After being selected with the 14th overall pick in the 2020 NBA Draft, Boston Celtics wing, Aaron Nesmith, averaged 4.7 points and 2.8 rebounds per game during his rookie season. These include shooting splits of 43.8 percent from the field and 37 percent from beyond the arc.
Coming out of college he was deemed the best shooter in the draft, and rightfully so. In his final season at Vanderbilt, he averaged 23 points per game on a staggering 52 percent shooting from deep with over eight attempts per contest.
Nesmith has a skillset that is very ideal for today’s NBA, as a 3-and-D wing, or a player that is an exceptional shooter and defender.
There was not a ton of flashes of shot creation or playmaking from the rookie, however, the defensive intensity and long-range shooting were certainly there.
Boston Celtics forward Aaron Nesmith could be a significant contributor this season…but should he start?
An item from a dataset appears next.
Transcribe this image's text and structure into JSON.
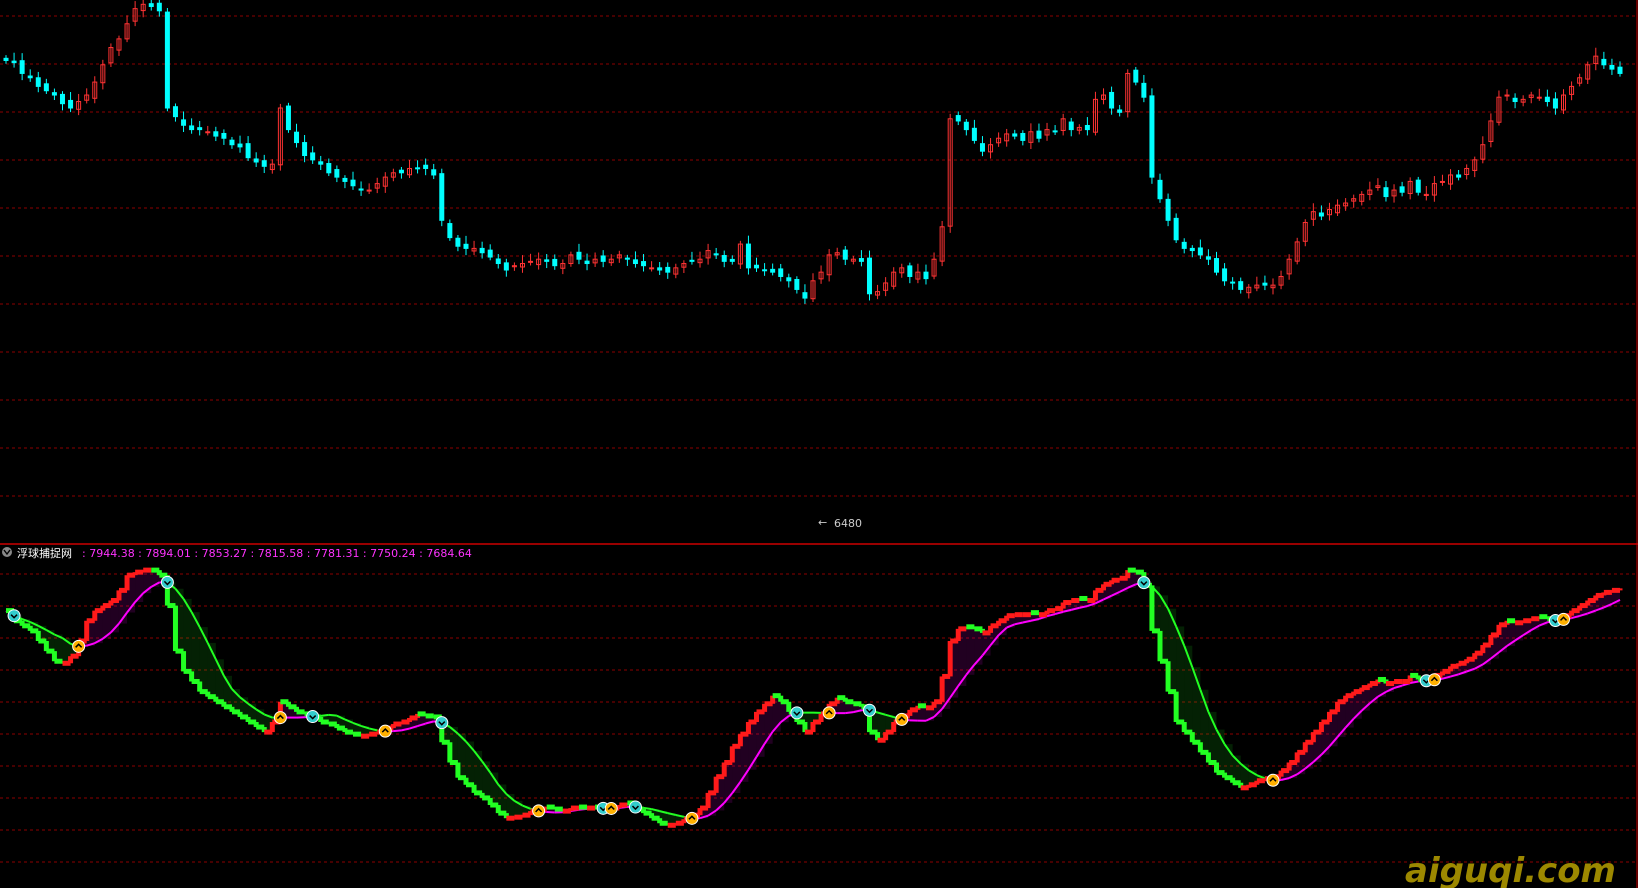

Obviously there are a multitude of starting lineups the Boston Celtics could roll out this season, however one they should seriously consider involves putting Aaron Nesmith with the big names.
It truly depends on his development in terms of consistency, because last year was anything but consistent.
Throughout the first 58 games of the season he had 26 DNPs, and in the 32 games he did play, only logged an average of 12.7 minutes per game. In this span he averaged just 3.2 points on 36.5 percent shooting from the field, 31.9 percent shooting from three, and 68.8 percent shooting from the line.
Based off those numbers, it shows how he was almost completely ineffective.
What the numbers don’t show was his intensity in said minutes, as he was always giving it 110%.
His defensive IQ wasn’t off the charts, but his on-ball defense was that of a pest, making life hard for opponents.
However, near the end of the season, he really started to come into his own.
In those remaining 14 games, he exponentially improved his production, averaging 8.2 points per game on well over 50/40/90 shooting splits. This includes 46 percent shooting from deep on nearly three attempts per game.
Before the game against the Hornets on April 28th, he had not scored double digits in over two months, but he proceeded to score 15 or more in three straight games.
He found his groove at the best possible time, and proved he was the shooter the Boston Celtics hoped he would be.
If he can carry just 75 percent of that sort of production into the 2021 season, he should be considered for a starting spot.
He is the type of player defenses can’t leave alone on the perimeter, so he adds nice spacing to the starting lineup to allow Tatum and Brown to get easier shots.
However it works in the same way vice versa, in the sense that Tatum and Brown’s scoring gravity will help Nesmith get the easiest possible looks beyond the arc.
Being a good, high-energy defender, along with having exceptional shooting abilities would make him a good starter on almost any team. Obviously there are players the Celtics can start that are better than Nesmith, but that doesn’t mean the fit is better.
The now second-year pro is not ball dominant at all compared to a Dennis Schroder or Josh Richardson who need the rock in order to be effective.
Starting Nesmith allows BOTH of those players to come off the bench, deepening the second unit purely by fit with the starters.
The starting lineup could be Marcus Smart, Jaylen Brown, Nesmith, Jayson Tatum, and Robert Williams, with Schroder, Pritchard, Richardson, Hernangomez and Horford coming off the bench.
That 10-man rotation would be extremely lethal on both sides of the ball, with plenty of shooting, scoring, shot-creating, playmaking, and defense to go around.
The Boston Celtics really can’t go wrong with the starters with all this newly acquired talent, but hopefully Aaron Nesmith gets some serious contemplation from the coaching staff to be a starter.